__Work request__:
The reply should hold every record, copied exactly, and none of the pictures.

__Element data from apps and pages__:
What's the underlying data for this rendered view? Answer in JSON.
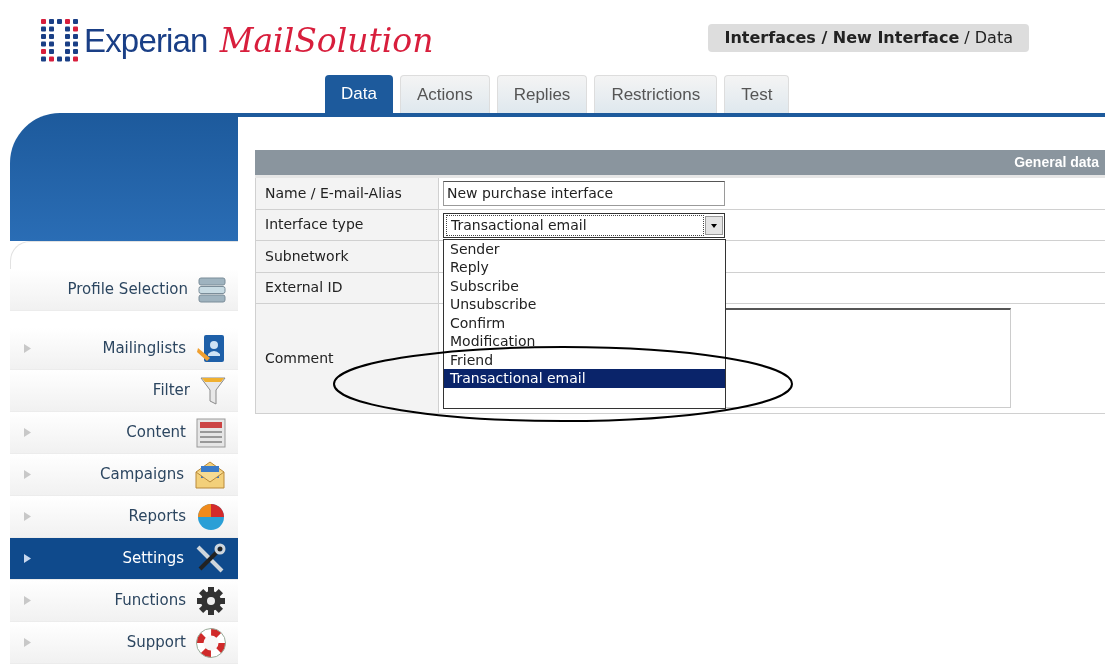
{
  "logo": {
    "brand": "Experian",
    "product": "MailSolution"
  },
  "breadcrumb": "**Interfaces / New Interface** / Data",
  "tabs": [
    {
      "label": "Data",
      "selected": true
    },
    {
      "label": "Actions",
      "selected": false
    },
    {
      "label": "Replies",
      "selected": false
    },
    {
      "label": "Restrictions",
      "selected": false
    },
    {
      "label": "Test",
      "selected": false
    }
  ],
  "sidebar": {
    "items": [
      {
        "label": "Profile Selection",
        "expandable": false,
        "selected": false
      },
      {
        "label": "Mailinglists",
        "expandable": true,
        "selected": false
      },
      {
        "label": "Filter",
        "expandable": false,
        "selected": false
      },
      {
        "label": "Content",
        "expandable": true,
        "selected": false
      },
      {
        "label": "Campaigns",
        "expandable": true,
        "selected": false
      },
      {
        "label": "Reports",
        "expandable": true,
        "selected": false
      },
      {
        "label": "Settings",
        "expandable": true,
        "selected": true
      },
      {
        "label": "Functions",
        "expandable": true,
        "selected": false
      },
      {
        "label": "Support",
        "expandable": true,
        "selected": false
      }
    ]
  },
  "form": {
    "title": "General data",
    "rows": [
      {
        "label": "Name / E-mail-Alias",
        "kind": "text",
        "value": "New purchase interface"
      },
      {
        "label": "Interface type",
        "kind": "select",
        "value": "Transactional email",
        "expanded": true,
        "options": [
          {
            "label": "Sender",
            "selected": false
          },
          {
            "label": "Reply",
            "selected": false
          },
          {
            "label": "Subscribe",
            "selected": false
          },
          {
            "label": "Unsubscribe",
            "selected": false
          },
          {
            "label": "Confirm",
            "selected": false
          },
          {
            "label": "Modification",
            "selected": false
          },
          {
            "label": "Friend",
            "selected": false
          },
          {
            "label": "Transactional email",
            "selected": true
          }
        ]
      },
      {
        "label": "Subnetwork",
        "kind": "empty"
      },
      {
        "label": "External ID",
        "kind": "empty"
      },
      {
        "label": "Comment",
        "kind": "textarea"
      }
    ]
  }
}
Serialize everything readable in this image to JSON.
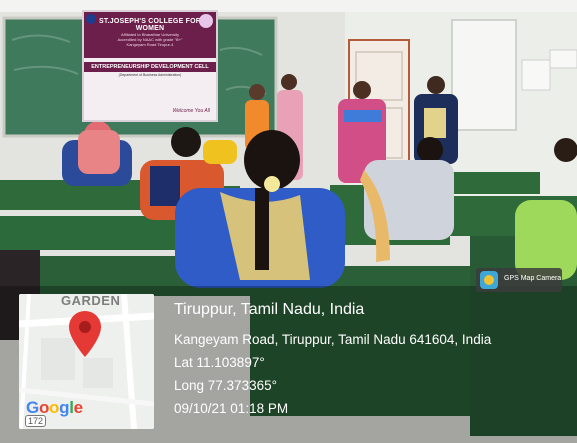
{
  "banner": {
    "title": "ST.JOSEPH'S COLLEGE FOR WOMEN",
    "line1": "Affiliated to Bharathiar University",
    "line2": "Accredited by NAAC with grade \"B+\"",
    "line3": "Kangeyam Road Tirupur-4",
    "cell": "ENTREPRENEURSHIP DEVELOPMENT CELL",
    "dept": "(Department of Business Administration)",
    "welcome": "Welcome You All"
  },
  "watermark": {
    "app_label": "GPS Map Camera",
    "location": "Tiruppur, Tamil Nadu, India",
    "address": "Kangeyam Road, Tiruppur, Tamil Nadu 641604, India",
    "lat": "Lat 11.103897°",
    "long": "Long 77.373365°",
    "datetime": "09/10/21 01:18 PM"
  },
  "map": {
    "area_label": "GARDEN",
    "logo": "Google",
    "road_shield": "172",
    "pin_icon": "map-pin-icon",
    "pin_color": "#e53935"
  },
  "colors": {
    "banner_maroon": "#6b1f4a",
    "wall": "#e8e9e4",
    "chalkboard": "#3f7a5c",
    "desk": "#2f6b3a"
  }
}
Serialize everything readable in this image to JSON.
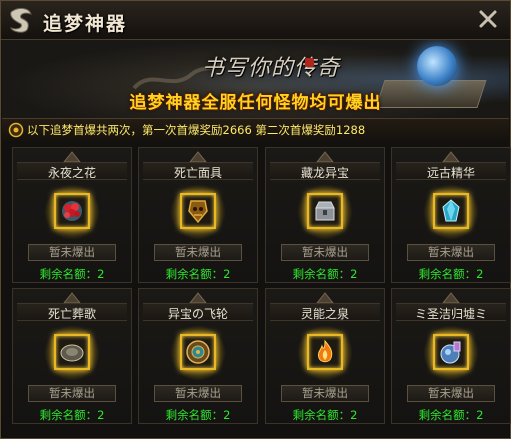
{
  "window": {
    "title": "追梦神器",
    "logo_icon": "dragon-emblem-icon",
    "close_icon": "close-x-icon"
  },
  "banner": {
    "calligraphy": "书写你的传奇",
    "tagline": "追梦神器全服任何怪物均可爆出"
  },
  "info": {
    "text": "以下追梦首爆共两次，第一次首爆奖励2666 第二次首爆奖励1288",
    "icon": "gold-coin-icon"
  },
  "colors": {
    "gold_accent": "#ffd21f",
    "info_text": "#ffe96a",
    "remaining_green": "#2ee62e"
  },
  "items": [
    {
      "name": "永夜之花",
      "status": "暂未爆出",
      "remaining_label": "剩余名额：",
      "remaining_count": "2",
      "icon": "red-flower-icon"
    },
    {
      "name": "死亡面具",
      "status": "暂未爆出",
      "remaining_label": "剩余名额：",
      "remaining_count": "2",
      "icon": "golden-mask-icon"
    },
    {
      "name": "藏龙异宝",
      "status": "暂未爆出",
      "remaining_label": "剩余名额：",
      "remaining_count": "2",
      "icon": "silver-chest-icon"
    },
    {
      "name": "远古精华",
      "status": "暂未爆出",
      "remaining_label": "剩余名额：",
      "remaining_count": "2",
      "icon": "blue-crystal-icon"
    },
    {
      "name": "死亡葬歌",
      "status": "暂未爆出",
      "remaining_label": "剩余名额：",
      "remaining_count": "2",
      "icon": "stone-disc-icon"
    },
    {
      "name": "异宝の飞轮",
      "status": "暂未爆出",
      "remaining_label": "剩余名额：",
      "remaining_count": "2",
      "icon": "bronze-wheel-icon"
    },
    {
      "name": "灵能之泉",
      "status": "暂未爆出",
      "remaining_label": "剩余名额：",
      "remaining_count": "2",
      "icon": "flame-spring-icon"
    },
    {
      "name": "ミ圣洁归墟ミ",
      "status": "暂未爆出",
      "remaining_label": "剩余名额：",
      "remaining_count": "2",
      "icon": "potion-orb-icon"
    }
  ]
}
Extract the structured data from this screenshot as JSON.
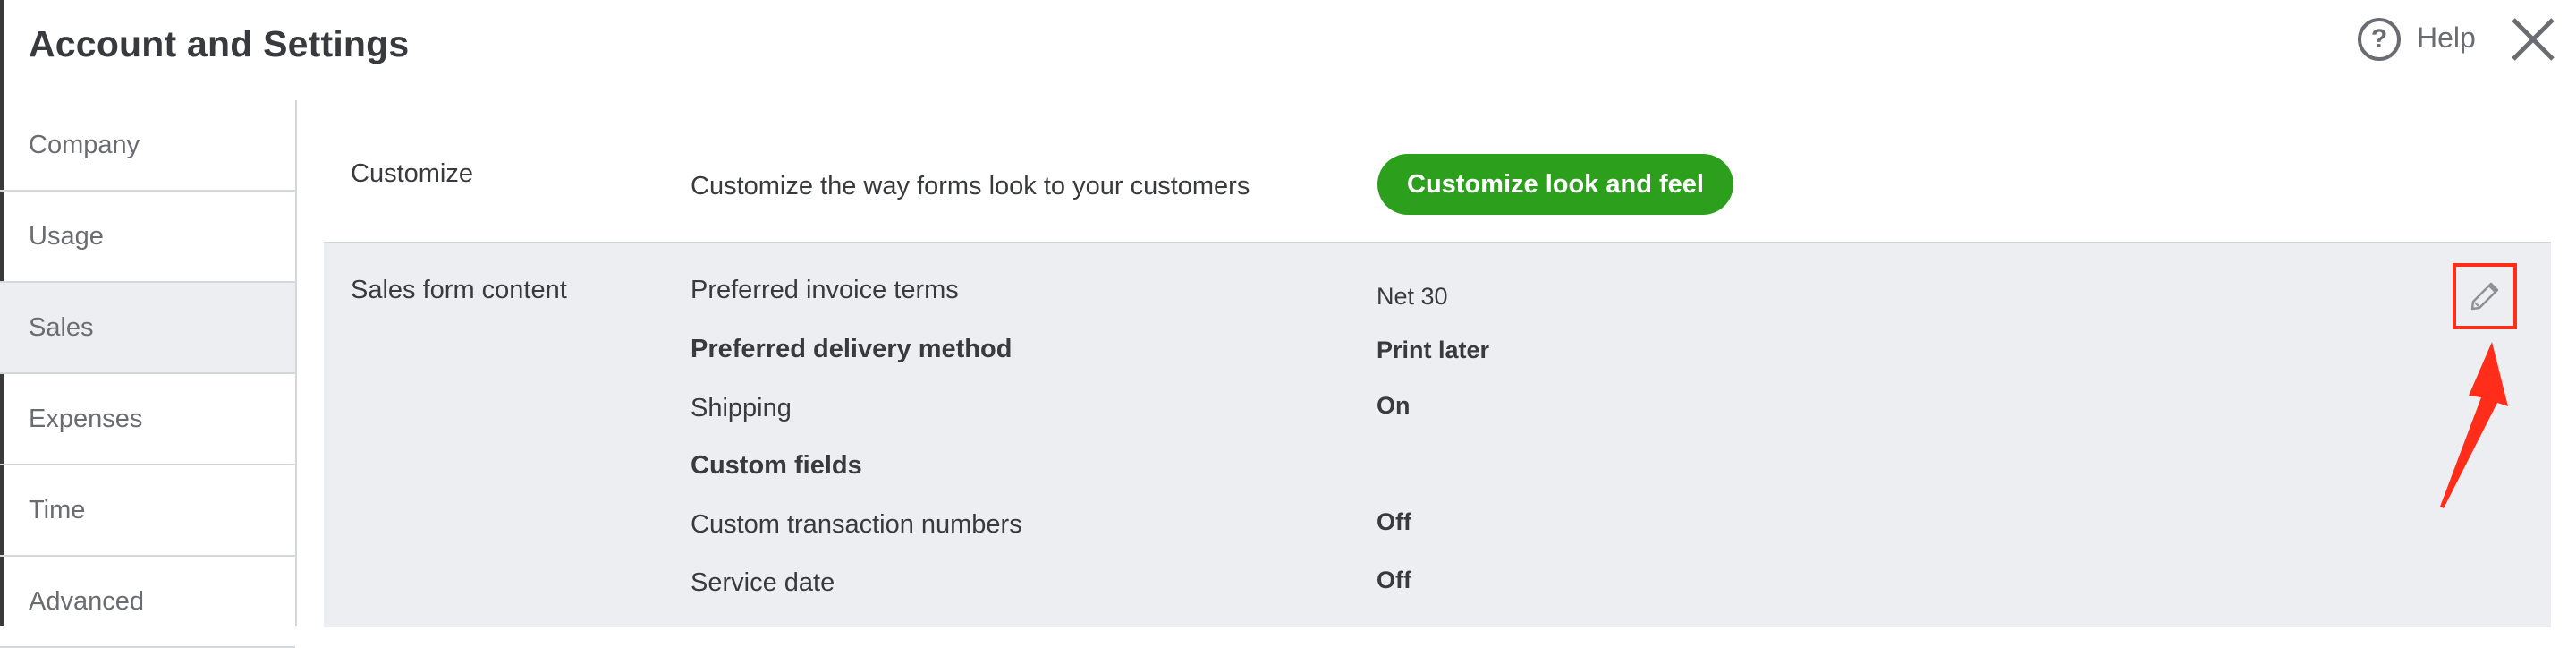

__Output below__:
What's the underlying data for this rendered view? Answer in JSON.
{
  "logo": {
    "brand": "Experian",
    "product": "MailSolution"
  },
  "breadcrumb": "**Interfaces / New Interface** / Data",
  "tabs": [
    {
      "label": "Data",
      "selected": true
    },
    {
      "label": "Actions",
      "selected": false
    },
    {
      "label": "Replies",
      "selected": false
    },
    {
      "label": "Restrictions",
      "selected": false
    },
    {
      "label": "Test",
      "selected": false
    }
  ],
  "sidebar": {
    "items": [
      {
        "label": "Profile Selection",
        "expandable": false,
        "selected": false
      },
      {
        "label": "Mailinglists",
        "expandable": true,
        "selected": false
      },
      {
        "label": "Filter",
        "expandable": false,
        "selected": false
      },
      {
        "label": "Content",
        "expandable": true,
        "selected": false
      },
      {
        "label": "Campaigns",
        "expandable": true,
        "selected": false
      },
      {
        "label": "Reports",
        "expandable": true,
        "selected": false
      },
      {
        "label": "Settings",
        "expandable": true,
        "selected": true
      },
      {
        "label": "Functions",
        "expandable": true,
        "selected": false
      },
      {
        "label": "Support",
        "expandable": true,
        "selected": false
      }
    ]
  },
  "form": {
    "title": "General data",
    "rows": [
      {
        "label": "Name / E-mail-Alias",
        "kind": "text",
        "value": "New purchase interface"
      },
      {
        "label": "Interface type",
        "kind": "select",
        "value": "Transactional email",
        "expanded": true,
        "options": [
          {
            "label": "Sender",
            "selected": false
          },
          {
            "label": "Reply",
            "selected": false
          },
          {
            "label": "Subscribe",
            "selected": false
          },
          {
            "label": "Unsubscribe",
            "selected": false
          },
          {
            "label": "Confirm",
            "selected": false
          },
          {
            "label": "Modification",
            "selected": false
          },
          {
            "label": "Friend",
            "selected": false
          },
          {
            "label": "Transactional email",
            "selected": true
          }
        ]
      },
      {
        "label": "Subnetwork",
        "kind": "empty"
      },
      {
        "label": "External ID",
        "kind": "empty"
      },
      {
        "label": "Comment",
        "kind": "textarea"
      }
    ]
  }
}
Serialize everything readable in this image to JSON.
{
  "banner": {
    "title": "ST.JOSEPH'S COLLEGE FOR WOMEN",
    "line1": "Affiliated to Bharathiar University",
    "line2": "Accredited by NAAC with grade \"B+\"",
    "line3": "Kangeyam Road Tirupur-4",
    "cell": "ENTREPRENEURSHIP DEVELOPMENT CELL",
    "dept": "(Department of Business Administration)",
    "welcome": "Welcome You All"
  },
  "watermark": {
    "app_label": "GPS Map Camera",
    "location": "Tiruppur, Tamil Nadu, India",
    "address": "Kangeyam Road, Tiruppur, Tamil Nadu 641604, India",
    "lat": "Lat 11.103897°",
    "long": "Long 77.373365°",
    "datetime": "09/10/21 01:18 PM"
  },
  "map": {
    "area_label": "GARDEN",
    "logo": "Google",
    "road_shield": "172",
    "pin_icon": "map-pin-icon",
    "pin_color": "#e53935"
  },
  "colors": {
    "banner_maroon": "#6b1f4a",
    "wall": "#e8e9e4",
    "chalkboard": "#3f7a5c",
    "desk": "#2f6b3a"
  }
}
Serialize everything readable in this image to JSON.
{
  "window": {
    "title": "追梦神器",
    "logo_icon": "dragon-emblem-icon",
    "close_icon": "close-x-icon"
  },
  "banner": {
    "calligraphy": "书写你的传奇",
    "tagline": "追梦神器全服任何怪物均可爆出"
  },
  "info": {
    "text": "以下追梦首爆共两次，第一次首爆奖励2666 第二次首爆奖励1288",
    "icon": "gold-coin-icon"
  },
  "colors": {
    "gold_accent": "#ffd21f",
    "info_text": "#ffe96a",
    "remaining_green": "#2ee62e"
  },
  "items": [
    {
      "name": "永夜之花",
      "status": "暂未爆出",
      "remaining_label": "剩余名额：",
      "remaining_count": "2",
      "icon": "red-flower-icon"
    },
    {
      "name": "死亡面具",
      "status": "暂未爆出",
      "remaining_label": "剩余名额：",
      "remaining_count": "2",
      "icon": "golden-mask-icon"
    },
    {
      "name": "藏龙异宝",
      "status": "暂未爆出",
      "remaining_label": "剩余名额：",
      "remaining_count": "2",
      "icon": "silver-chest-icon"
    },
    {
      "name": "远古精华",
      "status": "暂未爆出",
      "remaining_label": "剩余名额：",
      "remaining_count": "2",
      "icon": "blue-crystal-icon"
    },
    {
      "name": "死亡葬歌",
      "status": "暂未爆出",
      "remaining_label": "剩余名额：",
      "remaining_count": "2",
      "icon": "stone-disc-icon"
    },
    {
      "name": "异宝の飞轮",
      "status": "暂未爆出",
      "remaining_label": "剩余名额：",
      "remaining_count": "2",
      "icon": "bronze-wheel-icon"
    },
    {
      "name": "灵能之泉",
      "status": "暂未爆出",
      "remaining_label": "剩余名额：",
      "remaining_count": "2",
      "icon": "flame-spring-icon"
    },
    {
      "name": "ミ圣洁归墟ミ",
      "status": "暂未爆出",
      "remaining_label": "剩余名额：",
      "remaining_count": "2",
      "icon": "potion-orb-icon"
    }
  ]
}
Extract the structured data from this screenshot as JSON.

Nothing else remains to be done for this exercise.